Slipknot’s Former Guitarist to Replace Paul Gray
Slipknot revealed that original guitarist Donnie Steele will rejoin as the band's bassist during their upcoming summer dates. Steele replaces the late Paul Gray, who died at the age of 38 last May from an accidental morphine overdose.
Steele first joined Slipknot during their early days in Des Moines, Iowa when the band called themselves The Pale Ones and played guitar on Slipknots' self-released album 'Mate.Feed.Kill.Repeat' before leaving the band in 1996 because of religious beliefs. Singer Corey Taylor recently said that they could never replace Gray, but Steele was their obvious choice to fill Gray's shoes since he's been with the band since its inception.
In a statement on Slipknot's Web site, the band said: "Donnie was in the band at the very beginning, and rather than get an outsider, we thought it would be a fitting tribute to Paul to play with someone from within the family. Donnie was great friends with Paul, and we can't think of a better way to celebrate his memory than with someone who was there with us at the very beginning. The eight of us are looking forward to being onstage again and honoring Paul's legacy with our families in Europe and Brazil this summer."

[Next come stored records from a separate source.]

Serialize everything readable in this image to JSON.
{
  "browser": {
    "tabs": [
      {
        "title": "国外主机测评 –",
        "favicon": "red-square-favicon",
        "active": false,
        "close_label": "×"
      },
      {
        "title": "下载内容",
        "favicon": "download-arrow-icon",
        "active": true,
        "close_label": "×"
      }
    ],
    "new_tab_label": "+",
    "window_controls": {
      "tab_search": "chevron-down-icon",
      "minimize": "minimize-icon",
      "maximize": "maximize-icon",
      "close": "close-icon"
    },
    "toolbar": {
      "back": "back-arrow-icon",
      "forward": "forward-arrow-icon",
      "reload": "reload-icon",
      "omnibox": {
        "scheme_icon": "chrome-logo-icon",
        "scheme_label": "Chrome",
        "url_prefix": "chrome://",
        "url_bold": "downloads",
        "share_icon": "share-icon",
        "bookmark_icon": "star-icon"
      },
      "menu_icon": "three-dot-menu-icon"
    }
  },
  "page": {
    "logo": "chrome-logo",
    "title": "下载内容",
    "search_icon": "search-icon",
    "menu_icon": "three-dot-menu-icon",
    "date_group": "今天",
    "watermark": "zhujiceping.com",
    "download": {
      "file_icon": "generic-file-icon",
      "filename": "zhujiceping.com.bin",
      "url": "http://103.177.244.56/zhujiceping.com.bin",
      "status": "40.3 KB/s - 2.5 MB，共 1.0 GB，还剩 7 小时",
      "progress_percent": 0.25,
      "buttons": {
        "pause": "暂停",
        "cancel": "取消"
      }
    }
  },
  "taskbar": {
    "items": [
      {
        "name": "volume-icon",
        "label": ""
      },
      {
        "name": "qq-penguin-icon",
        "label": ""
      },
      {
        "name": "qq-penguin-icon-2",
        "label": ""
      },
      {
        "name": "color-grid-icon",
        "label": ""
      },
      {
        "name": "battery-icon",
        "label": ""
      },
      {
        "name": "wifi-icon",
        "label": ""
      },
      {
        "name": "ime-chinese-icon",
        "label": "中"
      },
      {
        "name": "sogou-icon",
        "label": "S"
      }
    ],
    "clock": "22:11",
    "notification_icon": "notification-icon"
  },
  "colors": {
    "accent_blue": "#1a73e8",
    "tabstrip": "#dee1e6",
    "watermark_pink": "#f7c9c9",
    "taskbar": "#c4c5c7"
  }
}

This summer, Slipknot are playing a number of shows in Europe, kicking off in Greece on June 17 and ending at the Sonisphere festival in July. Taylor, who is rumored to replace Scott Weiland in Velvet Revolver, recently said that Gray would want the band to continue on. However, Taylor told NME that he doesn't expect a new Slipknot album for a very long time. "I don't see it happening," he said. "And if it does, it'll be way way down the line."
Nearly one year later, Gray's death is still difficult on band, leaving the future of Slipknot uncertain. "Obviously, we're doing these shows in the summer at Sonisphere and that's pretty much gonna be us dipping a toe in the water to see what happens," said Taylor in a recent Undercover interview. "To me, it's baby steps. I think everybody's racing ahead without realizing that we kind of have to pick ourselves up first. Everyone needs to be realistic about it, and it seems like I'm the only one who's being realistic. And it's a heavy responsibility to be the guy who is kind of coming off as the doomsayer. But at the end of the day, that's respect."